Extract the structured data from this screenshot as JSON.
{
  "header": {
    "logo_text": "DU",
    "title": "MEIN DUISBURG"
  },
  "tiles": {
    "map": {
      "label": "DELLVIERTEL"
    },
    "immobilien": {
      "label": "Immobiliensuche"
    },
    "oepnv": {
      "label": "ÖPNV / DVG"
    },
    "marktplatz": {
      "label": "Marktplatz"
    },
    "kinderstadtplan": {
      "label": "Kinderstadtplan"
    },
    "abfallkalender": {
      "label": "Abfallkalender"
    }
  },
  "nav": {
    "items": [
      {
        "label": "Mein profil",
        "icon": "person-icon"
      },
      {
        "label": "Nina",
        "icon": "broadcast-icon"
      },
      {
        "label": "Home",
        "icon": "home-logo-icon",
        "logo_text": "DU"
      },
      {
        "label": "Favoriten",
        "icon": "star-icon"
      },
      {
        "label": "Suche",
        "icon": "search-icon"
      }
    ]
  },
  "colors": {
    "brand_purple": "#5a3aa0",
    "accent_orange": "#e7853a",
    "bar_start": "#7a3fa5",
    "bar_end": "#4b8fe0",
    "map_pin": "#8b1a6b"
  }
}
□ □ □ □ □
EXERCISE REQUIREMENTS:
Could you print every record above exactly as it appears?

SOLVED EXERCISE:
Extract the structured data from this screenshot as JSON.
{
  "header": {
    "logo_text": "DU",
    "title": "MEIN DUISBURG"
  },
  "tiles": {
    "map": {
      "label": "DELLVIERTEL"
    },
    "immobilien": {
      "label": "Immobiliensuche"
    },
    "oepnv": {
      "label": "ÖPNV / DVG"
    },
    "marktplatz": {
      "label": "Marktplatz"
    },
    "kinderstadtplan": {
      "label": "Kinderstadtplan"
    },
    "abfallkalender": {
      "label": "Abfallkalender"
    }
  },
  "nav": {
    "items": [
      {
        "label": "Mein profil",
        "icon": "person-icon"
      },
      {
        "label": "Nina",
        "icon": "broadcast-icon"
      },
      {
        "label": "Home",
        "icon": "home-logo-icon",
        "logo_text": "DU"
      },
      {
        "label": "Favoriten",
        "icon": "star-icon"
      },
      {
        "label": "Suche",
        "icon": "search-icon"
      }
    ]
  },
  "colors": {
    "brand_purple": "#5a3aa0",
    "accent_orange": "#e7853a",
    "bar_start": "#7a3fa5",
    "bar_end": "#4b8fe0",
    "map_pin": "#8b1a6b"
  }
}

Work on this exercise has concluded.